== Exercise brief ==
Only lines with the string "ARCHIVING" are wanted. Pull them out of the data.

== Study material ==
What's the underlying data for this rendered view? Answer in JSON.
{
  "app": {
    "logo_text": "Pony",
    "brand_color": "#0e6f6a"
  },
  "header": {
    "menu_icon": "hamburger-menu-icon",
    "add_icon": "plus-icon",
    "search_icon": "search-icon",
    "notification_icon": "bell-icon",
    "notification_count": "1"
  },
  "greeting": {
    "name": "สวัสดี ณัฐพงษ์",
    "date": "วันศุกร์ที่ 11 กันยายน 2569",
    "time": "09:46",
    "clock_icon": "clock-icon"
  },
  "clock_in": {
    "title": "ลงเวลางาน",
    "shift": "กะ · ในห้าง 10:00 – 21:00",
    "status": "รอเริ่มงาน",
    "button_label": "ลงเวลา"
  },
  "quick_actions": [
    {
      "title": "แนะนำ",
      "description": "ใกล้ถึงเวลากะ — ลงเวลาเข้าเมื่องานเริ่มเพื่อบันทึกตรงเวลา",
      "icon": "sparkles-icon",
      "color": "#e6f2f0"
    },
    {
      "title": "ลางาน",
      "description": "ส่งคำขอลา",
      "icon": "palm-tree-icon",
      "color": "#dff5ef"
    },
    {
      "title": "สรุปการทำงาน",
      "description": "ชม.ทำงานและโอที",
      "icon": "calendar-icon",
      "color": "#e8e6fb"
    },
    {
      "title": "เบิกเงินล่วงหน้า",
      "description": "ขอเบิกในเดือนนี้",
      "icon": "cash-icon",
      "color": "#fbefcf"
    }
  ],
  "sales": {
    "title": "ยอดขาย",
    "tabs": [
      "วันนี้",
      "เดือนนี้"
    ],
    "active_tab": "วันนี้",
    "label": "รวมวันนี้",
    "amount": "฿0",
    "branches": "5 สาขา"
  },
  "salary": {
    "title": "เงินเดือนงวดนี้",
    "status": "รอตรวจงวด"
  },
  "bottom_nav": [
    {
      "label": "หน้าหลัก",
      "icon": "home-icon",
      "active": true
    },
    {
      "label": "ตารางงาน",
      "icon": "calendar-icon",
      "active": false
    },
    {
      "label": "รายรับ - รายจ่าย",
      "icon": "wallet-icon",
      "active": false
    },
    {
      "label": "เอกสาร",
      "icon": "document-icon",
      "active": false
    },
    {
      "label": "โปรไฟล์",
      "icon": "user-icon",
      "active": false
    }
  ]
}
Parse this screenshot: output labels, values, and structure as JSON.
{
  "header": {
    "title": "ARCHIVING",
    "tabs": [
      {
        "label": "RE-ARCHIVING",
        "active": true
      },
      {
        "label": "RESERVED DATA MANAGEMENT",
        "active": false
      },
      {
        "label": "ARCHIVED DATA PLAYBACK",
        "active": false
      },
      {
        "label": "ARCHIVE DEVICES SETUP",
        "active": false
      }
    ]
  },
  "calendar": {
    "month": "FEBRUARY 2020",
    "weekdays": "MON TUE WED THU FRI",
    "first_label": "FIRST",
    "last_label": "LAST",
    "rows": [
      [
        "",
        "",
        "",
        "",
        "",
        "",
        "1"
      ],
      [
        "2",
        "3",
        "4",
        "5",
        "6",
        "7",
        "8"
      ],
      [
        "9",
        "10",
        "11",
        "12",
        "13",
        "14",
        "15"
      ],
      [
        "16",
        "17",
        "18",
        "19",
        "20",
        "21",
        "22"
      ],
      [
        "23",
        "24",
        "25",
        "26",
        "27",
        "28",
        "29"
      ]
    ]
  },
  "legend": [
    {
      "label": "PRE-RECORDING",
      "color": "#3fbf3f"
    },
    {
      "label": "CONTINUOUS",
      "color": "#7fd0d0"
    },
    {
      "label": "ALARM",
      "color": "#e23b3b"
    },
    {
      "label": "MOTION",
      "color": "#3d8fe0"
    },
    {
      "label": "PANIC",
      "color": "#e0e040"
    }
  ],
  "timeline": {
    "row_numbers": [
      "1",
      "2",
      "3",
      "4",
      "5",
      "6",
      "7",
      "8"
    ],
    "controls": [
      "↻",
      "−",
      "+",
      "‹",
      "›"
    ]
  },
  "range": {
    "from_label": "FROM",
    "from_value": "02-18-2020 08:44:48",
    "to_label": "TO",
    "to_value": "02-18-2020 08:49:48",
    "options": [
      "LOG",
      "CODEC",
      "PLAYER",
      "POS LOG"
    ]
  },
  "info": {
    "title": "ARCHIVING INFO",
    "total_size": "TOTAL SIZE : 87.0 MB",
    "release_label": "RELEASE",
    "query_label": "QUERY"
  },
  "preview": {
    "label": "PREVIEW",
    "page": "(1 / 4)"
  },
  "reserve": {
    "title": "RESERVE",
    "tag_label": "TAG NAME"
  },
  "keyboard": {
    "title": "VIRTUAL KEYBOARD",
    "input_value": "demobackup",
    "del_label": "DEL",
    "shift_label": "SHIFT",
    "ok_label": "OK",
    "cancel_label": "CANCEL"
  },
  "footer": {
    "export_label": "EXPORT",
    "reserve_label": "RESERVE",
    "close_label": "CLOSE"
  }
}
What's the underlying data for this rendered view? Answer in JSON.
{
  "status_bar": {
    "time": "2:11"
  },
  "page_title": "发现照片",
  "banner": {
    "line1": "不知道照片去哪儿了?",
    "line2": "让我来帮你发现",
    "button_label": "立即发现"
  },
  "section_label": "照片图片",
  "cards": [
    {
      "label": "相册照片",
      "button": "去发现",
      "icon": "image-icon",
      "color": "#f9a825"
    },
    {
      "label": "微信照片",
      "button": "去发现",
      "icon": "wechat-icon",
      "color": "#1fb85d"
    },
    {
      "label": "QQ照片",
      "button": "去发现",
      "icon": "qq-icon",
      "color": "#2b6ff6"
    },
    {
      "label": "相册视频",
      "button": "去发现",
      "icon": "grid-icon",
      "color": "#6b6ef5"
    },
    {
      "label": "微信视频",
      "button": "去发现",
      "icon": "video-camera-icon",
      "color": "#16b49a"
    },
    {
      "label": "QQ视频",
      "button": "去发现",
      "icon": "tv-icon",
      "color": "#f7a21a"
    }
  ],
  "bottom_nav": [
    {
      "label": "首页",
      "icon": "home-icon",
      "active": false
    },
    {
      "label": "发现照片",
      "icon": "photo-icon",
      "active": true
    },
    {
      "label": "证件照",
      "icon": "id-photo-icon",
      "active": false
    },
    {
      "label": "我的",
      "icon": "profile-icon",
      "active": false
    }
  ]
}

== Written solution ==
    "title": "ARCHIVING",
        "label": "RE-ARCHIVING",
    "title": "ARCHIVING INFO",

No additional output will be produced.